Sustainable Spices: Harvesting Culinary Herbs from the Garden

Culinary Herb Garden

If your idea of living sustainably involves becoming more self-reliant, growing and harvesting your own food may be part of the plan. While most garden crops (lettuce, broccoli, tomatoes) have their own short seasons, culinary herbs, once well-established, can be harvested repeatedly from spring through late fall.

Harvesting herbs is easy (though a bit monotonous). It can be cost-effective, letting you remove some pricey items from the grocery list. And it can make a meaningful difference in the taste of whatever you cook. If you’re not sure whether herb harvesting is worth the effort, just compare the aroma of fresh-cut herbs from your garden with those sitting in your spice rack. The olfactory evidence should be pretty convincing.

Harvesting & Drying Herbs, Step by Step

  1. Using kitchen shears, clip herb stems in lengths of at least 4 inches – longer if possible. (If you like to cook with fresh-cut herbs, rather than dried herbs, this is the one and only step. To dry herbs, keep reading.)
  2. Shake off any debris (insects, leaves from nearby trees) before bringing the herbs inside.

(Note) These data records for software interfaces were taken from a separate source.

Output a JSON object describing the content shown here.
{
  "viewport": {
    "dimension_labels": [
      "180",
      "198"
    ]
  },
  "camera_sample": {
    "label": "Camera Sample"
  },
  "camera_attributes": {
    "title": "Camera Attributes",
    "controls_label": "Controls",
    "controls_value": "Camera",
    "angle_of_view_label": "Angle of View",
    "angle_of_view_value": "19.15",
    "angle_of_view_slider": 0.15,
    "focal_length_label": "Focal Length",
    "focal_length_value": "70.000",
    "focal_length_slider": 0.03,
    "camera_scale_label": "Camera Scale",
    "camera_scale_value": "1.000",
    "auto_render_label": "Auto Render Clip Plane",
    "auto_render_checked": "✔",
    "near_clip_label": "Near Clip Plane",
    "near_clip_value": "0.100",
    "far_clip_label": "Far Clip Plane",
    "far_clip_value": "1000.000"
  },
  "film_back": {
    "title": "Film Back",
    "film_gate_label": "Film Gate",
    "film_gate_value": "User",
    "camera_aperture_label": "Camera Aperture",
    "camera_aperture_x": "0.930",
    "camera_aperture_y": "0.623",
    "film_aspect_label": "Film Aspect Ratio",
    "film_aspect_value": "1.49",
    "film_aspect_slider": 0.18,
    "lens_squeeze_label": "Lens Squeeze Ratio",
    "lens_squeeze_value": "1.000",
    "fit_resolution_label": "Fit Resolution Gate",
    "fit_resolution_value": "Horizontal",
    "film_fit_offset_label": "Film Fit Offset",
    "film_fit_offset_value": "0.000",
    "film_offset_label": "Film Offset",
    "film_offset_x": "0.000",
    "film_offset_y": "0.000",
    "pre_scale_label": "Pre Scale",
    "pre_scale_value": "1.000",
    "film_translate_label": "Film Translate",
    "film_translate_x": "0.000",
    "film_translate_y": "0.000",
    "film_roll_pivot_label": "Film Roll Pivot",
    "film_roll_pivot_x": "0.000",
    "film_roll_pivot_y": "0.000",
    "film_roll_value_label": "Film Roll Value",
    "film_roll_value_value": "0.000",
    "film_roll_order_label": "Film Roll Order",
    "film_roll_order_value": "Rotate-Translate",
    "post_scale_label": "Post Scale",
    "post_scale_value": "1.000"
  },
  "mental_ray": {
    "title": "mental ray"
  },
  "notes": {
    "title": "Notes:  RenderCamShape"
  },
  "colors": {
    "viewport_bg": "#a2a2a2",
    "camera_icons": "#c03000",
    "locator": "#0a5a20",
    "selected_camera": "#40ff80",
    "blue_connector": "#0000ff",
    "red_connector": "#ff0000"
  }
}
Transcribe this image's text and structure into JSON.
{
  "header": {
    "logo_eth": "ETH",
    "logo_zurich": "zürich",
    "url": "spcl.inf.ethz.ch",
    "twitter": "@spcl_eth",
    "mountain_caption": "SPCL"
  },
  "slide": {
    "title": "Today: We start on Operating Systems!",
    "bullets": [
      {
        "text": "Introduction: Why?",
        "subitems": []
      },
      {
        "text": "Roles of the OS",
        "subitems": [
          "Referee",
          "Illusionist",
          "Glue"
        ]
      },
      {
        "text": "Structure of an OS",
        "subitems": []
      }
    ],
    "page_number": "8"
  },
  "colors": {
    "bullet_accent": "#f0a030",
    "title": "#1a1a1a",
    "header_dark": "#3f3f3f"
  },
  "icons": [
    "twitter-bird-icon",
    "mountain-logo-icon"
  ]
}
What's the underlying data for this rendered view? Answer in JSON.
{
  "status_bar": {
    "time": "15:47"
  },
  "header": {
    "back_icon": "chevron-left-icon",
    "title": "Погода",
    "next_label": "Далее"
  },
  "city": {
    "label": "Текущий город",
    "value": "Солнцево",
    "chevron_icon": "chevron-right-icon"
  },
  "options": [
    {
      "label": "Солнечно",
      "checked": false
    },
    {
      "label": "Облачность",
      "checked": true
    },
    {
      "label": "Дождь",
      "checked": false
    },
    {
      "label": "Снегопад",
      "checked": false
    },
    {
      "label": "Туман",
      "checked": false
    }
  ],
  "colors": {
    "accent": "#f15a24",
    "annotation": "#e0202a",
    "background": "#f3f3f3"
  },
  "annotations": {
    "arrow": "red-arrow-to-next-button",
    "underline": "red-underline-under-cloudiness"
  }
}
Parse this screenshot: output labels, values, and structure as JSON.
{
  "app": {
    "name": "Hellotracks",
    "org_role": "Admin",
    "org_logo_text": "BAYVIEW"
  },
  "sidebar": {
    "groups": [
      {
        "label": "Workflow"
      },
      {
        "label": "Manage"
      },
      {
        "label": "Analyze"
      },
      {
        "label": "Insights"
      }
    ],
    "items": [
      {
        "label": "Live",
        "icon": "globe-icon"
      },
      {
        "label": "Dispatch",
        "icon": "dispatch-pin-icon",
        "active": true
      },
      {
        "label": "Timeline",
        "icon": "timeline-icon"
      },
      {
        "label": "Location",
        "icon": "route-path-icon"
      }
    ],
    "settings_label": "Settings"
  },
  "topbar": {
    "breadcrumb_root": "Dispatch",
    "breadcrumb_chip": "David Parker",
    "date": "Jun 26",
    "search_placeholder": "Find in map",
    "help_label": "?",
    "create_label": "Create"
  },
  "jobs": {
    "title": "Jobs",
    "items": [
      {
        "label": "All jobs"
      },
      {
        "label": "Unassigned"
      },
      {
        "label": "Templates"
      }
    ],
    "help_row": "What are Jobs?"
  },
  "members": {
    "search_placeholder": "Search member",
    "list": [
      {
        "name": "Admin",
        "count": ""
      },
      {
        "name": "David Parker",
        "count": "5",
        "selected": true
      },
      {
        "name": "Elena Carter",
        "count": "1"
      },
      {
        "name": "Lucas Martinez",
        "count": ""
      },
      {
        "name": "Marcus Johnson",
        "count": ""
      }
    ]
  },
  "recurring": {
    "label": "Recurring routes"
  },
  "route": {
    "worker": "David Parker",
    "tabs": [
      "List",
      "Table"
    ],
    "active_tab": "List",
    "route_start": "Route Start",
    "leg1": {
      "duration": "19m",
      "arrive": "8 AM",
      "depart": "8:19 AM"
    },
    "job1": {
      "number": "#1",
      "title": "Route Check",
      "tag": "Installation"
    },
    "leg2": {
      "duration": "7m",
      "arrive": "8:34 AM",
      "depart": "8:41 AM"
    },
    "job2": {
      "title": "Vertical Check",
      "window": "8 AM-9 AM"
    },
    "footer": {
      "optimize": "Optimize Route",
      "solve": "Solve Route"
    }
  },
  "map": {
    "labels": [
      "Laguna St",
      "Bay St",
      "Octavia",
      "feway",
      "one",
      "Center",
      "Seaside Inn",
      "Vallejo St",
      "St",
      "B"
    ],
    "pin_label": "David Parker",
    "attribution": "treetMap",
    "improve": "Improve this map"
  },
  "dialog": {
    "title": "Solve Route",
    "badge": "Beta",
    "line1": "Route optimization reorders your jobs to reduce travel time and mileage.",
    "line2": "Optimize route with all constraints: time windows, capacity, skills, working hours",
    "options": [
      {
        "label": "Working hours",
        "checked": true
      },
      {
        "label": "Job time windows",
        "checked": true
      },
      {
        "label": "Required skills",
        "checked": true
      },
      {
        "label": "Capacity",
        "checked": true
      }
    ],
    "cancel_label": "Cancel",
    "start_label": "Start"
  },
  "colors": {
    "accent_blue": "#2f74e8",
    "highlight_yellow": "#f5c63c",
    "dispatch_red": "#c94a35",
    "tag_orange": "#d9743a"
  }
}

If you feel the need to rinse the plants, be sure to let them dry out completely before moving on to Step 4. Pat the leaves dry and place them on a clean, dry towel in a sunny spot. If you’ve grown the herbs without any chemicals, you may want to skip rinsing altogether.
  3. Cut string (twisted cotton cord works well) into lengths of about eight inches.
  4. Bundle herbs into small bouquets, tied together by the cord.
  5. Hang herbs in a relatively dark, dry area of your home (a dry basement, an infrequently used stairway, a hearth) for up to a week. If your herb-drying area has nails or hooks on the wall, simply tie the cord ends together to make a loop that can be slipped over the nail/hook. Another option is tying the cord ends around a clothes line or wooden drying rack.
  6. Check your herbs every few days. When the leaves are crunchy, they’re ready to be ground.
  7. Prepare to grind your herbs by covering the kitchen counter with paper towel or a clean dry cloth. Place a medium-size bowl on the towel. Wash your hands well.
  8. Hold each herb bundle over the bowl and gently rub the herbs between your palms until the leaves fall off into the bowl. You may need to pull off some of the leaves, particularly if the plant has not dried out completely.
  9. Sift through the bowl of ground herbs, removing any stems, flower buds or other debris.
  10. If you want the herbs ground further, use a blender until the herbs reach the desired consistency. Remember, herbs typically are sold in both a fine powdered form and a rougher, more textured one. It’s your choice.
  11. Place the ground herbs in small labeled jars and store them with your other spices. They should last at least as long as store-bought spices.

One word of caution: If you have herbs that look quite similar (oregano and marjoram, for example), consider harvesting them at different times. Once dried, they can be pretty difficult to tell apart.

If some of your herbs grow more prolifically than others and you find yourself with a few too many jars of one spice, consider adding surplus harvest to a gift basket or bartering with green-thumbed friends.